PAR Family Polymorphisms and Placental Invasion Disorders
Recruitment status was Not yet recruiting
The present study will be undertaken to establish whether genetic variations of PAR1 could be involved in the occurrence of any of the "placental syndromes" of preterm delivery, preeclampsia, and/or small for gestational age babies and recurrent pregnancy loss.
Behavioral: PAR1 polymoprhisms and placental invasion
|Study Design:||Observational Model: Case Control
Primary Purpose: Screening
Time Perspective: Cross-Sectional
|Study Start Date:||March 2007|
|Estimated Study Completion Date:||November 2007|
Polymorphisms of Protease Activated Receptor 1 and adverse pregnancy outcomes Protease Activated Receptor 1 (PAR1), the main thrombin receptor on vascular cells (Coughlin,1999), plays a critical role in orchestrating human placentation based on temporally and spatially constrained PAR1 expression in the normal invasive trophoblasts (O’Brien et al, 2003) and its overexpression in pathological invasive trophoblast (Even-Ram et al, 2003).
Various proteases of the PAR family as well as matrix metalloproteinases have been implicated in ancillary regulation of cancer metastases and tumor-related angiogenesis. PAR1 in particular has been proposed to be involved in invasive processes of various cancers (Ruf & Mueller, 2006; Boire et al, 2005). Similarly, it might be surmised that remodeling of the placenta microenvironment as well as the requisites of trophoblast invasiveness may be PAR1 sensitive (Grisaru-Granovsky et al, 2005). Therefore, one might hypothesize that PAR1 gene variability may be involved in early placentation and that adverse pregnancy outcomes of the "placental syndromes" may have their origin in PAR1 dysregulation.
Study Design: This is a prospective case-control pilot study. Subject enrolment and data collection will be performed via the Admission Service of the Division for Maternal & Fetal Medicine in a large tertiary obstetrics department in Jerusalem, Israel. Demographic data including maternal characteristics, past reproductive history, and information about previous complications during pregnancy, delivery and the neonatal period will be culled. The blood samples will be collected at routine admission after obtaining informed consent by the physician on the floor.
Four groups are described: patients with spontaneous preterm delivery of a singleton before 35 weeks of gestation; patients with a singleton pregnancy complicated by preeclampsia diagnosed according the Working Group Criteria (2000); patients who deliver a small for gestational age (SGA) singleton defined as a birth weight below the 10th percentile for the gestational age according to the Israeli growth curves (Dollberg et al, 2005); and for comparison, patients who deliver a singleton at term with appropriate size for gestational age. Patients who suffer delivery with intrauterine fetal demise and/or neonates with malformations will be excluded.

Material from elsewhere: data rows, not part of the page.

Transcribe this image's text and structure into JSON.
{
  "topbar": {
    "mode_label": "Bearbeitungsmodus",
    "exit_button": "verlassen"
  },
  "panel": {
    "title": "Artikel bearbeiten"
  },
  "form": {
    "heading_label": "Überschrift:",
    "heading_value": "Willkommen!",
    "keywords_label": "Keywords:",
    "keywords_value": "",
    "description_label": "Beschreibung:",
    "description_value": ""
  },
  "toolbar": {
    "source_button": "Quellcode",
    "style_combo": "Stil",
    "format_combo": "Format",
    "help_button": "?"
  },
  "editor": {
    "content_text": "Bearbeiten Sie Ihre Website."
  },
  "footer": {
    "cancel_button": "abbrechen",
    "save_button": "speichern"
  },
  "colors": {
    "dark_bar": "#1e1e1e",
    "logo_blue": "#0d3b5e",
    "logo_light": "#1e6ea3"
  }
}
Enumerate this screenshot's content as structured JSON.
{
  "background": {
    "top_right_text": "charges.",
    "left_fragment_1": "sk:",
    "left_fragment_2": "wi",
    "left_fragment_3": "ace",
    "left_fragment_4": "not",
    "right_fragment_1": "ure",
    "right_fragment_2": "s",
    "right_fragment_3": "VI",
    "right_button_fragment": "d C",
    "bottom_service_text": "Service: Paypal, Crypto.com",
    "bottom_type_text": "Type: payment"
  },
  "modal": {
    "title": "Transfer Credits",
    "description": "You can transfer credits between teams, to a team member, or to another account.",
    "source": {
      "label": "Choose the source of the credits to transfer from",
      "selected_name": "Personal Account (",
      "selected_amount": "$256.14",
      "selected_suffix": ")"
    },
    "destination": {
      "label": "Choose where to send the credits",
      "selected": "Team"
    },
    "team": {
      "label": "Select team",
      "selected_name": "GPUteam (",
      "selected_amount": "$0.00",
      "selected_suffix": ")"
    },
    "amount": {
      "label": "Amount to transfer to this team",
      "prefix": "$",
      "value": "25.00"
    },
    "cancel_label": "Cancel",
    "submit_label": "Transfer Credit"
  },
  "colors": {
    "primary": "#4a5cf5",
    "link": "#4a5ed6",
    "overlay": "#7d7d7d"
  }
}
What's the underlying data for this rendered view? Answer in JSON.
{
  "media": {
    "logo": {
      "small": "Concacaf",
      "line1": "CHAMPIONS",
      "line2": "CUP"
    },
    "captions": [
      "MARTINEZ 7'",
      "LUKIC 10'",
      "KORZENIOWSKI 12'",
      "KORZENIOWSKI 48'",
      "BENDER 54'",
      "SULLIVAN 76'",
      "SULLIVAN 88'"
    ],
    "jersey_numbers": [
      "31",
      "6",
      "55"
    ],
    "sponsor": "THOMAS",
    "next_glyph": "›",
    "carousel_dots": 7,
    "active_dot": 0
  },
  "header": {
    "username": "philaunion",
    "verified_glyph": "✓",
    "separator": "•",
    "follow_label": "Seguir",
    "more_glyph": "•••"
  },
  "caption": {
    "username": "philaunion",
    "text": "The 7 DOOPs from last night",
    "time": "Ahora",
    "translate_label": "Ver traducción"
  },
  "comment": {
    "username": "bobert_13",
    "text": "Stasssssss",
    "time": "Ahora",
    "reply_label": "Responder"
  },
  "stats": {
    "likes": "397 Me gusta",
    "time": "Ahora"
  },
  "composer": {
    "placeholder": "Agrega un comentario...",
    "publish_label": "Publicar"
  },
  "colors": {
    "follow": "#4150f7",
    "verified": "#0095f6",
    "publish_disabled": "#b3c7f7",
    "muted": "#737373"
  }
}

Maternal and umbilical cord blood samples (in 0.11mol/l sodium tri citrate) will be paired. DNA will be prepared from white blood cells by standard techniques and subsequently stored at -4°C for batched analysis. The laboratory staff will be blinded as to the clinical status of the samples.
Polymorphism analysis will be performed for the following polymorphisms of the PAR1 gene: [-1426CT], [506 insertion of 13 bp],[IVS-14A/T]: as per standard PCR techniques using appropriate restriction endonucleases (Arnaud et l, 2000).
Please refer to this study by its ClinicalTrials.gov identifier: NCT00425867
|Contact: Sorina Grisaru, MDfirstname.lastname@example.org|
|Principal Investigator:||Sorina Grisaru, MD||Shaare Zedek Medical Center|